British Prime Minister Theresa May has said she will lead the Conservative Party into the next parliamentary elections, which are scheduled for 2022. May made the remarks in interviews broadcast on Thursday, following reports that she would step down after achieving the British exit from the European Union in March 2019.
She told Sky News there was “absolutely no basis for those reports whatsoever. I’m in this for the long term.” “I’m not a quitter,” May said in an interview with ITV News during a visit to Japan. May’s Conservatives were enjoying a record surge in April in the polls when she opportunistically called for a snap election in hopes of getting an increased majority that could have strengthened her position before going into two years of intense negotiations with the European Union about Britain’s departure from the bloc.
However, May’s election gamble spectacularly backfired. British voters dealt her a devastating blow on June 8, wiping out her parliamentary majority. The opposition Labour Party, meanwhile, picked up dozens of seats. May was forced to seek a contentious supply-and-confidence agreement with Northern Ireland’s Democratic Unionist Party (DUP), which won 10 seats, in a bid to cling to power – at the cost of £1 billion.
Asked by the BBC in an interview if she still wants to lead the Conservative Party into the next election, May replied, “Yes. I’m here for the long term.” “And it’s crucial. What me and my government are about is not just delivering on Brexit.
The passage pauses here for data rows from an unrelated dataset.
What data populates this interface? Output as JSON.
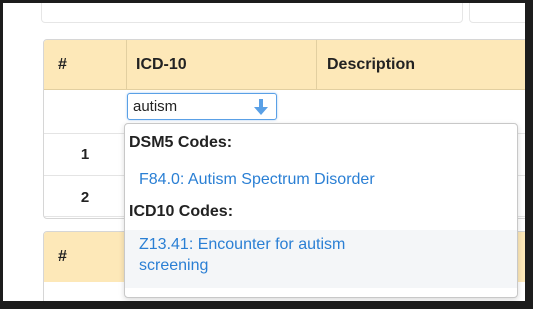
{
  "table": {
    "headers": {
      "num": "#",
      "icd10": "ICD-10",
      "description": "Description"
    },
    "rows": [
      {
        "num": "1"
      },
      {
        "num": "2"
      }
    ]
  },
  "search": {
    "value": "autism"
  },
  "dropdown": {
    "groups": [
      {
        "label": "DSM5 Codes:",
        "options": [
          "F84.0: Autism Spectrum Disorder"
        ]
      },
      {
        "label": "ICD10 Codes:",
        "options": [
          "Z13.41: Encounter for autism\nscreening"
        ]
      }
    ]
  },
  "table2": {
    "headers": {
      "num": "#"
    }
  },
  "colors": {
    "header_bg": "#fde8b8",
    "link": "#2a7fd4",
    "focus": "#5aa0e6"
  },
  "icons": {
    "dropdown_arrow": "arrow-down-icon"
  }
}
We are delivering a brighter future for the United Kingdom,” she said.
“It is my intention not just to deliver a good Brexit deal for the UK but also to ensure that ‘global Britain’ can take its place in the world, trading around the world and that we deal with those injustices domestically that we need to do to ensure that stronger, more global but also fairer Britain for the future,” she continued.
Labour leader Jeremy Corbyn has vowed to “try to force an early general election” after May lost her parliamentary majority.
Corbyn has said it’s “ludicrous” to suggest May could stay in power and that his party “will challenge this government at every step and try to force an early general election.”